Print the data once more, exactly as supplied.

Data shown ->
<<<<

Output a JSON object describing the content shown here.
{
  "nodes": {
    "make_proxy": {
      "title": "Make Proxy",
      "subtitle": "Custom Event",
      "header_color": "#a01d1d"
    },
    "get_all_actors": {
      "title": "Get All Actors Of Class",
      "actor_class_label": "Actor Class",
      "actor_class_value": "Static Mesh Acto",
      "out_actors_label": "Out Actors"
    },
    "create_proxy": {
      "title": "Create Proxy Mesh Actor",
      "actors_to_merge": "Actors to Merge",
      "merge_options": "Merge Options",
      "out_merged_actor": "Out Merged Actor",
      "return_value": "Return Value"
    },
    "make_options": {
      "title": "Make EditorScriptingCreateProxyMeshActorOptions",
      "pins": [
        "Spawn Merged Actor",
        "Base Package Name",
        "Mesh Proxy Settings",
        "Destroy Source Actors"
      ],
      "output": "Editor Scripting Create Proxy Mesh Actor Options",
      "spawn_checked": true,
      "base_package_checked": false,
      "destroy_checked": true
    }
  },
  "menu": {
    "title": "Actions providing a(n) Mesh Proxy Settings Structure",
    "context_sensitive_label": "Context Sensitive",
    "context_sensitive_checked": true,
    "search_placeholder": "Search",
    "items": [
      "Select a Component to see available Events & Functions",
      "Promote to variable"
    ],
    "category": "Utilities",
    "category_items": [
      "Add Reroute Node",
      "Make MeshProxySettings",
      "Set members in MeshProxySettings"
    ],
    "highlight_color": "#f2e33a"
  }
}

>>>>

Answer for this exercise ->
Output a JSON object describing the content shown here.
{
  "nodes": {
    "make_proxy": {
      "title": "Make Proxy",
      "subtitle": "Custom Event",
      "header_color": "#a01d1d"
    },
    "get_all_actors": {
      "title": "Get All Actors Of Class",
      "actor_class_label": "Actor Class",
      "actor_class_value": "Static Mesh Acto",
      "out_actors_label": "Out Actors"
    },
    "create_proxy": {
      "title": "Create Proxy Mesh Actor",
      "actors_to_merge": "Actors to Merge",
      "merge_options": "Merge Options",
      "out_merged_actor": "Out Merged Actor",
      "return_value": "Return Value"
    },
    "make_options": {
      "title": "Make EditorScriptingCreateProxyMeshActorOptions",
      "pins": [
        "Spawn Merged Actor",
        "Base Package Name",
        "Mesh Proxy Settings",
        "Destroy Source Actors"
      ],
      "output": "Editor Scripting Create Proxy Mesh Actor Options",
      "spawn_checked": true,
      "base_package_checked": false,
      "destroy_checked": true
    }
  },
  "menu": {
    "title": "Actions providing a(n) Mesh Proxy Settings Structure",
    "context_sensitive_label": "Context Sensitive",
    "context_sensitive_checked": true,
    "search_placeholder": "Search",
    "items": [
      "Select a Component to see available Events & Functions",
      "Promote to variable"
    ],
    "category": "Utilities",
    "category_items": [
      "Add Reroute Node",
      "Make MeshProxySettings",
      "Set members in MeshProxySettings"
    ],
    "highlight_color": "#f2e33a"
  }
}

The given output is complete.